  • Hello from the Hygiene Doctor!

    A very warm welcome to the Hygiene Doctor web site!

    On this site my aim is to help de-mystify all there is to know about food safety and environmental health – whether you are a mum, dad, child, a food handler, business owner, TV or radio producer, newspaper or magazine journalist, this site is where you can find all you need to know about bacteria & viruses and how we can get the better of them!

    If you can’t find what you are looking for, then do ask me!

  • All I want for Christmas is….

    Dr Lisa’s Christmas List

    pink duck over 75 - a low cost thermometer helps you make sure you are not over- or under-cooking foodWhat do I give someone who has everything for Christmas?

    Well strangely I have found that my friends really appreciate a probe thermometer and no – that’s not taking my work too seriously! In fact, one friend asked for another one for her fund-raising barbeque.

    One interesting outcome of being an owner of a small cheap £15 thermometer is that food is not cooked too much. Before I decided to take my work home with me, the kids would wear out their jaws on over-cooked food – there was no way I was giving them E.coli! Burgers were incinerated, chicken was like cardboard! Now, cooking to 75°C in the core means that food is cooked just enough to kill the bacteria, but is so much more tasty!  

    I am sure that I am not the only one who has experienced dry and rather inedible turkey at Christmas. Unfortunately the colour of cooked poultry is not always a sure sign of its safety. Only by using a probe thermometer can one accurately determine that poultry has reached a safe minimum internal temperature of 75°C throughout. Turkey can actually remain pink (and tender!) even after cooking to a safe minimum internal temperature of 75°C.

    My teenagers, coming from a digital age, think nothing of using the probe to check temperatures and make sure they are not going to poison themselves. They wouldn’t dream of guessing!
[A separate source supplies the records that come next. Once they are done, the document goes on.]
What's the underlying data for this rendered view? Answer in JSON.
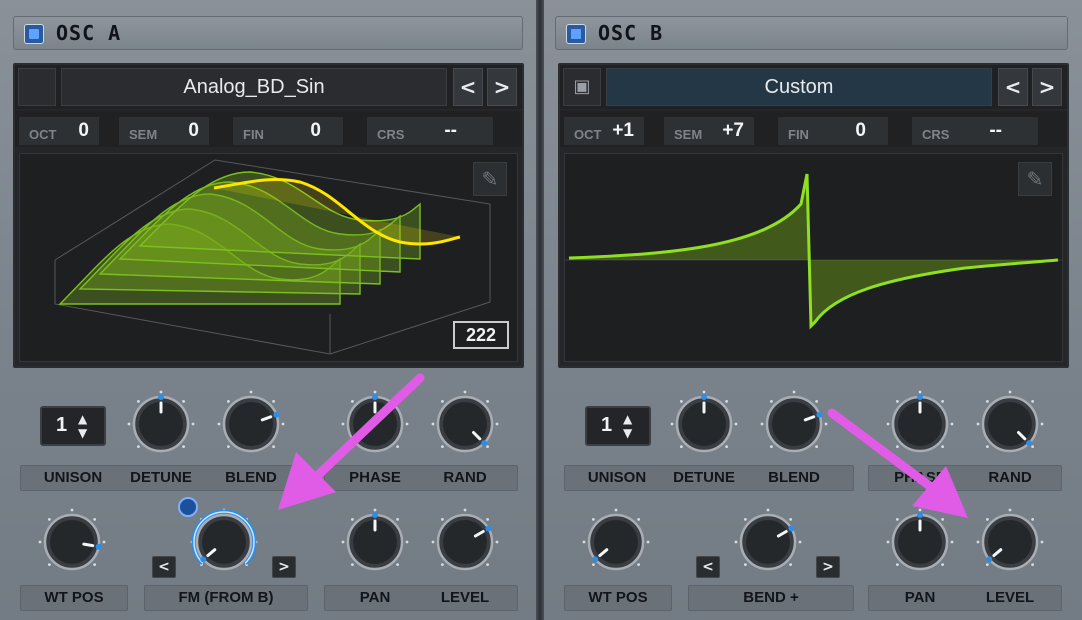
{
  "oscA": {
    "title": "OSC A",
    "wavetable_name": "Analog_BD_Sin",
    "prev_label": "<",
    "next_label": ">",
    "pitch": [
      {
        "label": "OCT",
        "value": "0"
      },
      {
        "label": "SEM",
        "value": "0"
      },
      {
        "label": "FIN",
        "value": "0"
      },
      {
        "label": "CRS",
        "value": "--"
      }
    ],
    "frame_count": "222",
    "unison": "1",
    "labels": {
      "unison": "UNISON",
      "detune": "DETUNE",
      "blend": "BLEND",
      "phase": "PHASE",
      "rand": "RAND",
      "wt_pos": "WT POS",
      "fm": "FM (FROM B)",
      "pan": "PAN",
      "level": "LEVEL"
    },
    "fm_prev": "<",
    "fm_next": ">"
  },
  "oscB": {
    "title": "OSC B",
    "wavetable_name": "Custom",
    "prev_label": "<",
    "next_label": ">",
    "pitch": [
      {
        "label": "OCT",
        "value": "+1"
      },
      {
        "label": "SEM",
        "value": "+7"
      },
      {
        "label": "FIN",
        "value": "0"
      },
      {
        "label": "CRS",
        "value": "--"
      }
    ],
    "unison": "1",
    "labels": {
      "unison": "UNISON",
      "detune": "DETUNE",
      "blend": "BLEND",
      "phase": "PHASE",
      "rand": "RAND",
      "wt_pos": "WT POS",
      "bend": "BEND +",
      "pan": "PAN",
      "level": "LEVEL"
    },
    "bend_prev": "<",
    "bend_next": ">"
  },
  "colors": {
    "waveform_green": "#8fe022",
    "waveform_highlight": "#ffe600",
    "knob_indicator_blue": "#2d8ee8",
    "annotation_arrow": "#e05ce6"
  }
}
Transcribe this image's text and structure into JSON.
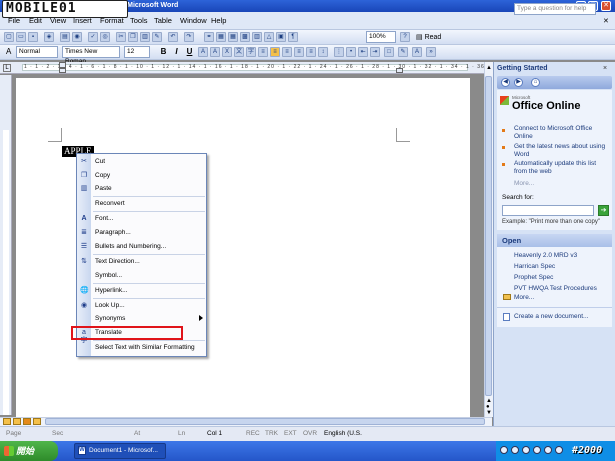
{
  "logo": {
    "text": "MOBILE01"
  },
  "window": {
    "title": "ument1 - Microsoft Word"
  },
  "menu": {
    "items": [
      "File",
      "Edit",
      "View",
      "Insert",
      "Format",
      "Tools",
      "Table",
      "Window",
      "Help"
    ],
    "help_placeholder": "Type a question for help"
  },
  "toolbar_standard": {
    "zoom": "100%",
    "read_label": "Read"
  },
  "toolbar_formatting": {
    "style": "Normal",
    "font": "Times New Roman",
    "size": "12",
    "bold": "B",
    "italic": "I",
    "underline": "U"
  },
  "ruler": {
    "numbers": "1 · 1 · 2 · 1 · 4 · 1 · 6 · 1 · 8 · 1 · 10 · 1 · 12 · 1 · 14 · 1 · 16 · 1 · 18 · 1 · 20 · 1 · 22 · 1 · 24 · 1 · 26 · 1 · 28 · 1 · 30 · 1 · 32 · 1 · 34 · 1 · 36"
  },
  "document": {
    "selected_text": "APPLE"
  },
  "context_menu": {
    "items": [
      {
        "label": "Cut",
        "icon": "scissors-icon"
      },
      {
        "label": "Copy",
        "icon": "copy-icon"
      },
      {
        "label": "Paste",
        "icon": "paste-icon"
      },
      {
        "label": "Reconvert",
        "icon": ""
      },
      {
        "label": "Font...",
        "icon": "font-icon"
      },
      {
        "label": "Paragraph...",
        "icon": "paragraph-icon"
      },
      {
        "label": "Bullets and Numbering...",
        "icon": "bullets-icon"
      },
      {
        "label": "Text Direction...",
        "icon": "text-direction-icon"
      },
      {
        "label": "Symbol...",
        "icon": ""
      },
      {
        "label": "Hyperlink...",
        "icon": "hyperlink-icon"
      },
      {
        "label": "Look Up...",
        "icon": "lookup-icon"
      },
      {
        "label": "Synonyms",
        "icon": ""
      },
      {
        "label": "Translate",
        "icon": "translate-icon"
      },
      {
        "label": "Select Text with Similar Formatting",
        "icon": ""
      }
    ]
  },
  "task_pane": {
    "title": "Getting Started",
    "close": "×",
    "brand": "Office Online",
    "brand_small": "Microsoft",
    "links": [
      "Connect to Microsoft Office Online",
      "Get the latest news about using Word",
      "Automatically update this list from the web"
    ],
    "more": "More...",
    "search_label": "Search for:",
    "search_go": "➔",
    "search_example": "Example:  \"Print more than one copy\"",
    "open_title": "Open",
    "open_files": [
      "Heavenly 2.0 MRD v3",
      "Harrican Spec",
      "Prophet Spec",
      "PVT HWQA Test Procedures"
    ],
    "open_more": "More...",
    "create_new": "Create a new document..."
  },
  "status_bar": {
    "page": "Page",
    "sec": "Sec",
    "at": "At",
    "ln": "Ln",
    "col": "Col 1",
    "rec": "REC",
    "trk": "TRK",
    "ext": "EXT",
    "ovr": "OVR",
    "lang": "English (U.S."
  },
  "taskbar": {
    "start": "開始",
    "word_task": "Document1 - Microsof...",
    "watermark": "#2000"
  },
  "colors": {
    "title_blue": "#1946b8",
    "highlight_red": "#e0141a",
    "pane_bg": "#d6e2f5"
  }
}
In my experience, as teenagers, like water, only take the line of least resistance, this must be the best recommendation for probing food as opposed to guessing.

    Anyway that’s what my mates are getting for Christmas and so long as they open it first thing on 25th December, they can start with testing the turkey – my mission for safe cooking commences!

    Hygiene Audit Systems sell the Comark PDQ400 Waterproof Pocket Digital Thermometer in their Safety Shop. Click here to buy.